» **Exercise**:
Using the records below, give the number of lines where the word "JSON" appears, with no further output.

[Dataset rows for apps and sites]
● ● ● ● ● ● ●

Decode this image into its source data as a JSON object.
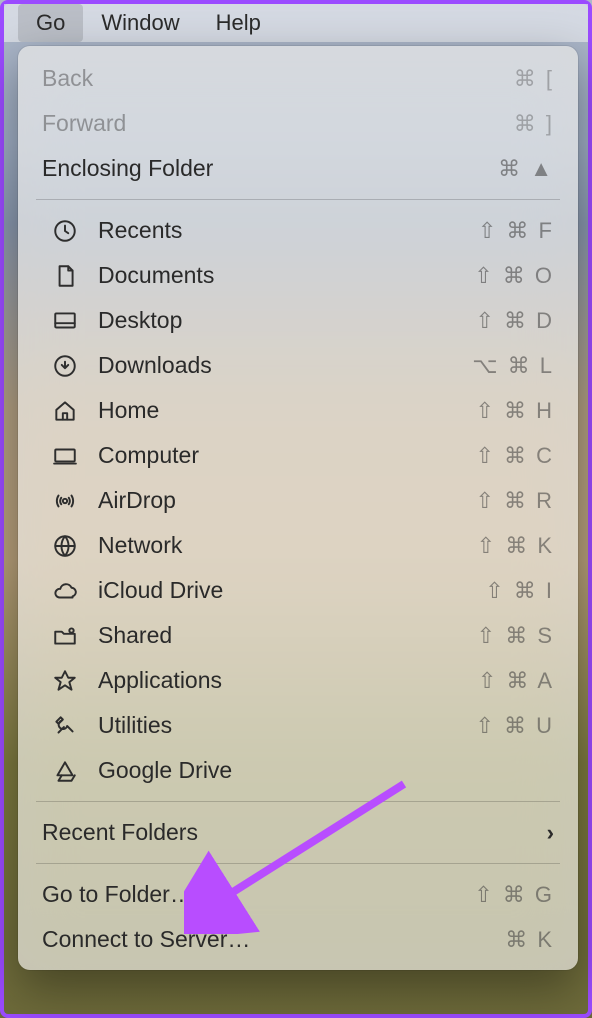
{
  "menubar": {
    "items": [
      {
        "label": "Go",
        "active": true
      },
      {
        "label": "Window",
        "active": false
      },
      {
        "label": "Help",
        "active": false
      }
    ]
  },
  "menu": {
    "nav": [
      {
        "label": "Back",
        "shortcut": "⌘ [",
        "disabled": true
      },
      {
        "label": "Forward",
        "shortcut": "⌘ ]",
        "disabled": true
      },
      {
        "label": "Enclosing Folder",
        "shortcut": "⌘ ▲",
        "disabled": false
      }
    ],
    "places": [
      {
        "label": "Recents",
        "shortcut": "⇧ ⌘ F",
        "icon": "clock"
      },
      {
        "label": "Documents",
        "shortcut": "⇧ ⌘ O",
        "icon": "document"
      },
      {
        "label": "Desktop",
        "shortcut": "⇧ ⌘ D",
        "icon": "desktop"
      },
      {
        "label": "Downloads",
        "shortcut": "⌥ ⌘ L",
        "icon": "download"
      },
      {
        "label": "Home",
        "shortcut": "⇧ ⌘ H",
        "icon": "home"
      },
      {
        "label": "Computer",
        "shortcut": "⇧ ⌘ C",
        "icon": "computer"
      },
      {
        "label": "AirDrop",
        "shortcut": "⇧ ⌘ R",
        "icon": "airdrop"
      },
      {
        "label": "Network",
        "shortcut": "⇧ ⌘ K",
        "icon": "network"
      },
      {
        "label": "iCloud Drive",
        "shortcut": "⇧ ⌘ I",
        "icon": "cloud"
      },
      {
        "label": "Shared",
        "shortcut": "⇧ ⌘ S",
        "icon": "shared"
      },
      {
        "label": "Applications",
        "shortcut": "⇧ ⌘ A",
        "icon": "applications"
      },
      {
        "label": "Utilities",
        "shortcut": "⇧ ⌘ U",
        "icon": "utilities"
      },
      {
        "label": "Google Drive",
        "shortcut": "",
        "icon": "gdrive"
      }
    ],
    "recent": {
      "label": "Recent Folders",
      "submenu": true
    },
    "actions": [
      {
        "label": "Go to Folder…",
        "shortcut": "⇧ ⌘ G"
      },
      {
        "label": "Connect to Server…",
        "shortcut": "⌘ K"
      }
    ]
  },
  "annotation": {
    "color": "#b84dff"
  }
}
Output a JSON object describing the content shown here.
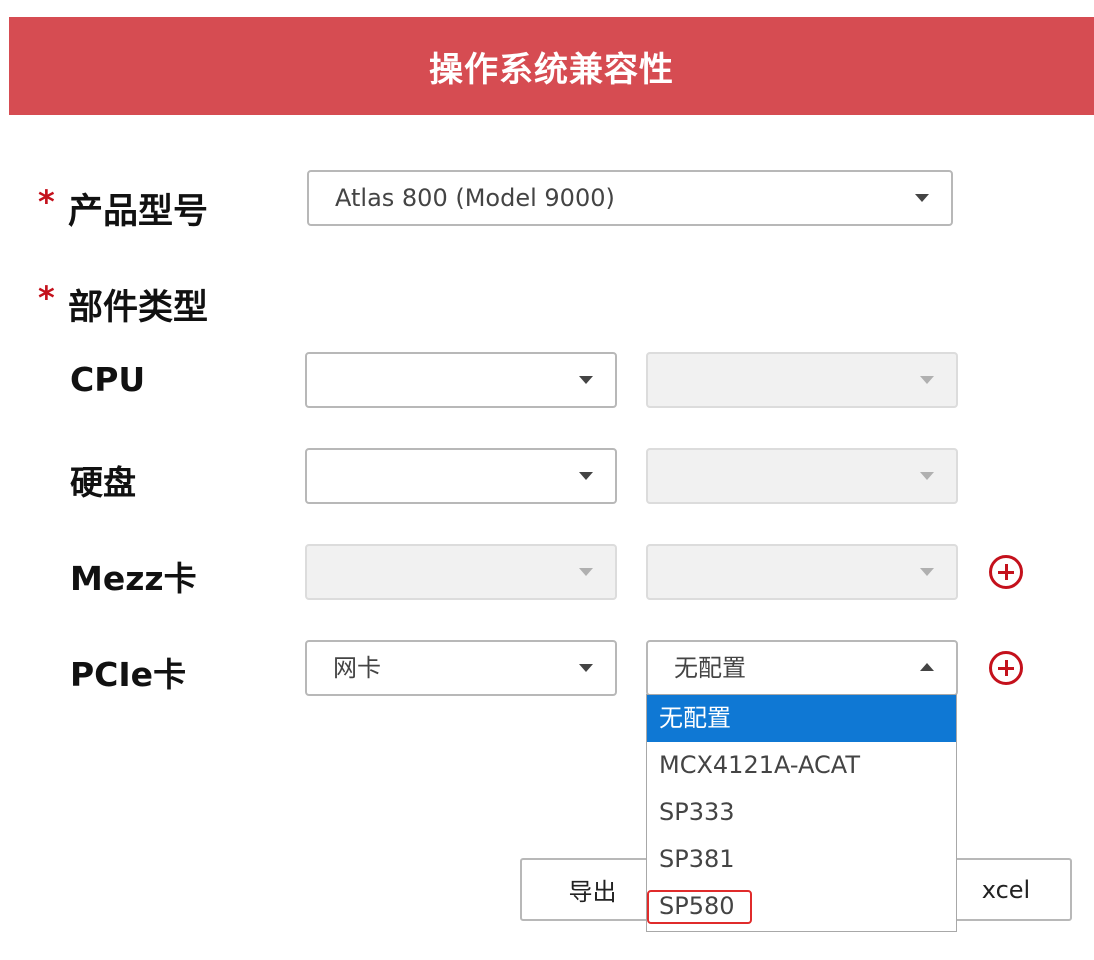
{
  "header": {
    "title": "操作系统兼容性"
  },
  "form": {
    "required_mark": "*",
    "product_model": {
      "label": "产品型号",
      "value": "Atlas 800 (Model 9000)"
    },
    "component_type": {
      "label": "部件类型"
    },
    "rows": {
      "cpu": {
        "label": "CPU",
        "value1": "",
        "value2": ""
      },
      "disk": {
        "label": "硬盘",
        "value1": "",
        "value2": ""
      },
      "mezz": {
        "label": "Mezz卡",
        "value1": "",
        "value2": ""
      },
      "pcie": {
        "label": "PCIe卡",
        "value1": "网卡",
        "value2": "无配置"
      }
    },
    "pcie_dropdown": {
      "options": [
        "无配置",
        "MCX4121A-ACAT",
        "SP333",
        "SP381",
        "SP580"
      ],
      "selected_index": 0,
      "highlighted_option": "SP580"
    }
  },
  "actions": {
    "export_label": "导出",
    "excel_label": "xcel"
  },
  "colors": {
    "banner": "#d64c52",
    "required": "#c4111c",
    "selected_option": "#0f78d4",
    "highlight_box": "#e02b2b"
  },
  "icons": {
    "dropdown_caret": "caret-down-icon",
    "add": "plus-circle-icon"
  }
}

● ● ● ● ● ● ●

» **Result of this task**:
2